On a bluff overlooking Omaha Beach, President Donald Trump on Thursday lauded the heroism of American and Allied service members who participated in the D-Day invasion, saying they "they came wave after wave without question, without hesitation and without complaint."
Trump joined other world leaders at Normandy American Cemetery in France to honor those who died and participated in the battle. Trump also sought to assure allies skittish about relying on the U.S. under his "America first" brand of leadership.
"To all of our friends and partners — our cherished alliance was forged in the heat of battle, tested in the trials of war, and proven in the blessings of peace. Our bond is unbreakable," the president said.
World leaders dwelled on the alliances that were needed to pull off a feat like D-Day. Trump also praised allies for their past work, saying "the full violence of Nazi fury was no match for the full grandeur of British pride." He also credited the Canadians and the French, along with "the fighting Poles, the tough Norwegians, and the intrepid Aussies."
Under blue skies far quieter than those streaked by gunfire exactly 75 years ago, Trump described the 130,000 service members who took part in the D-Day landing from boat as the "citizens of free and independent nations, united by their duty to their compatriots and to millions yet unborn."
He paid particular attention to the few surviving members of that day who likely are witnessing their final remembrance of arguably the world's most famous battle, singling out a few by telling their personal stories. He described D-Day participants as "among the very greatest Americans who will ever live."
"Those who fought here won a future for our nation. They won the survival of our civilization and they showed us the way to love, cherish and defend our way of life for many centuries to come," Trump said.
What has often been described as America's "greatest generation" was no less extraordinary in peace, Trump said, crediting them for building a "national culture that inspired the entire world."
Trump was joined by French President Emmanuel Macron, who told American D-Day veterans that "France doesn't forget" what they sacrificed for his country's liberty from Nazi Germany.
"We know what we owe to you veterans: our freedom," Macron said. "On behalf of my nation, I just want to say, thank you."
Trump, who participated in a D-Day commemoration in Portsmouth, England, on Wednesday, said in France that America's veterans are the pride of the U.S.
After the program and a gun salute, Trump, Macron and their wives walked to an overlook above Omaha Beach, the scene of the bloodiest fighting. They stood silently as a bugler played "Taps" and surveyed a map of the invasion. They also watched as fighter jets and other aircraft, including some that streaked the sky with red, white and blue smoke, flew overhead. At the cemetery, Melania Trump placed a bouquet of white flowers at the base of a cross-shaped headstone.
Trump and Macron then traveled separately to Caen, France, for a meeting and lunch before Trump returns to his golf course in Ireland.
Trump reflected on the commemoration as he sat with Macron and explained that guides had described how D-Day was executed.
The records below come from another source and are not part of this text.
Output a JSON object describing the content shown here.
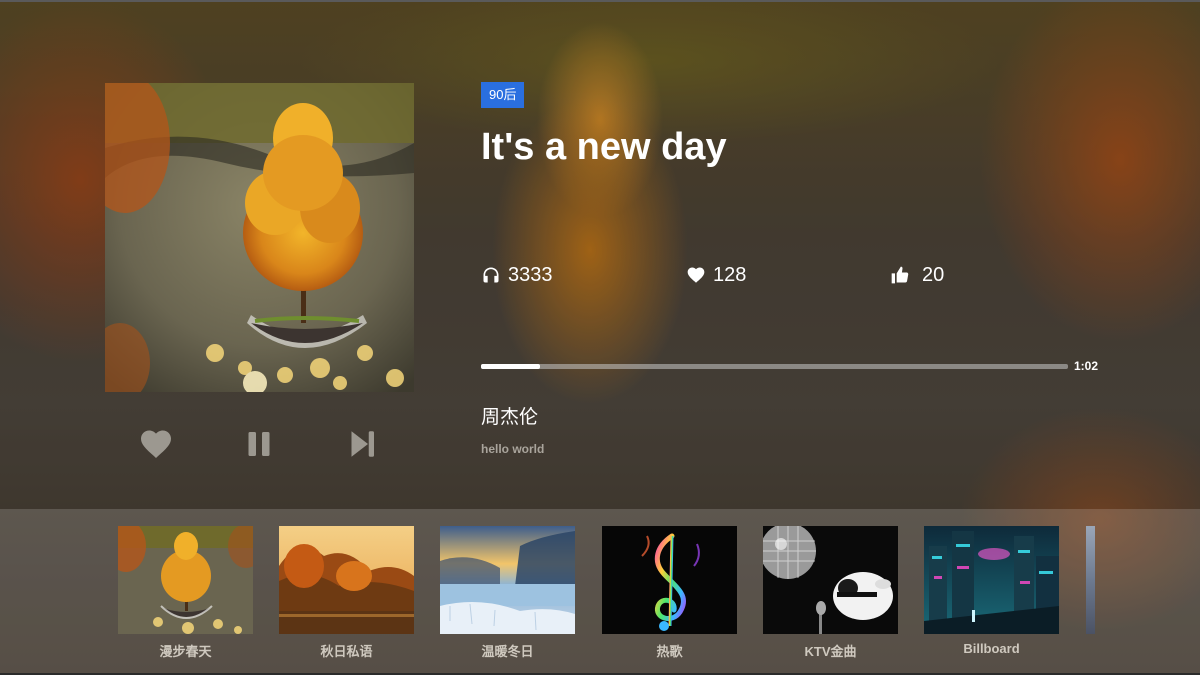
{
  "colors": {
    "tag_bg": "#2a6fe0",
    "progress_fill": "#ffffff",
    "progress_track": "#c8c8c8",
    "muted_text": "#a9a49c"
  },
  "song": {
    "tag": "90后",
    "title": "It's a new day",
    "artist": "周杰伦",
    "description": "hello world"
  },
  "stats": {
    "plays": "3333",
    "likes": "128",
    "thumbs_up": "20"
  },
  "player": {
    "progress": 0.1,
    "time": "1:02"
  },
  "icons": {
    "plays": "headphones-icon",
    "likes": "heart-icon",
    "thumbs": "thumbs-up-icon",
    "control_like": "heart-icon",
    "control_pause": "pause-icon",
    "control_next": "skip-next-icon"
  },
  "playlists": [
    {
      "label": "漫步春天",
      "image": "autumn-tree-terrarium"
    },
    {
      "label": "秋日私语",
      "image": "autumn-lake-forest"
    },
    {
      "label": "温暖冬日",
      "image": "frosty-winter-lake"
    },
    {
      "label": "热歌",
      "image": "colorful-treble-clef"
    },
    {
      "label": "KTV金曲",
      "image": "disco-ball-cow"
    },
    {
      "label": "Billboard",
      "image": "cyberpunk-city"
    }
  ]
}
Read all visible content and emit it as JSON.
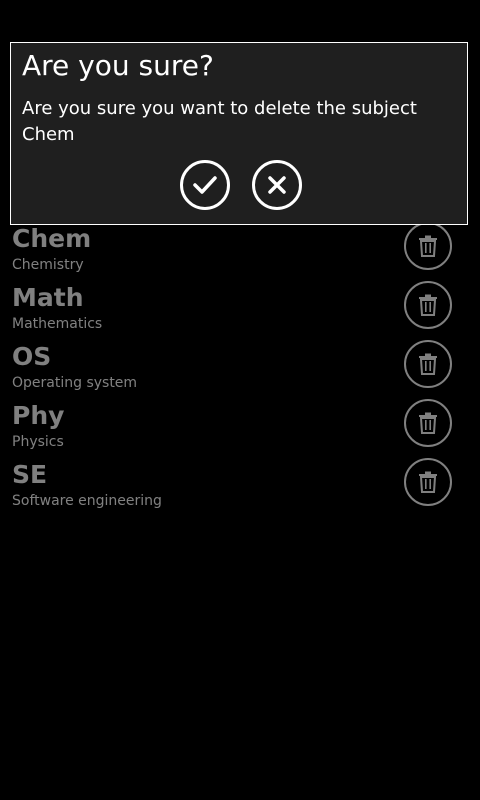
{
  "dialog": {
    "title": "Are you sure?",
    "message": "Are you sure you want to delete the subject Chem",
    "confirm_icon": "checkmark-icon",
    "cancel_icon": "close-icon"
  },
  "subjects": [
    {
      "code": "Chem",
      "name": "Chemistry",
      "action_icon": "trash-icon"
    },
    {
      "code": "Math",
      "name": "Mathematics",
      "action_icon": "trash-icon"
    },
    {
      "code": "OS",
      "name": "Operating system",
      "action_icon": "trash-icon"
    },
    {
      "code": "Phy",
      "name": "Physics",
      "action_icon": "trash-icon"
    },
    {
      "code": "SE",
      "name": "Software engineering",
      "action_icon": "trash-icon"
    }
  ],
  "colors": {
    "background": "#000000",
    "dialog_background": "#1f1f1f",
    "foreground": "#ffffff"
  }
}
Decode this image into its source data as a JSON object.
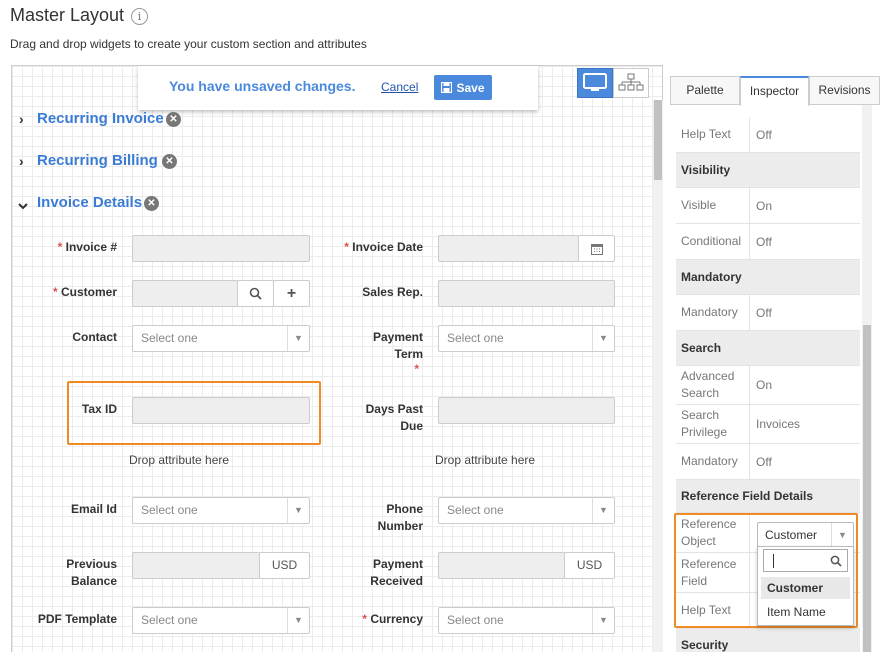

He said he was struck by the high death toll as the initial waves of troops came ashore.
"It's a lot of courage, and a lot of heartbreak, but an incredible victory," Trump said.
In his speech, the president said Americans of all stripes are drawn to the shores of Normandy "as though it were a part of our very soul." Many of the men who lost their lives here "ran through the fires of hell, moved by a force no weapon could destroy — the fierce patriotism of a free, proud and sovereign people."
The cemetery contains grave markers for more than 9,300 American servicemen. Trump noted that each marker has been adopted by a French family and that people come from all over France to "look after our boys."
"Today America embraces the French people and thanks you for honoring our beloved war dead," Trump said.
Associated Press writers Deb Riechmann and Darlene Superville contributed to this report.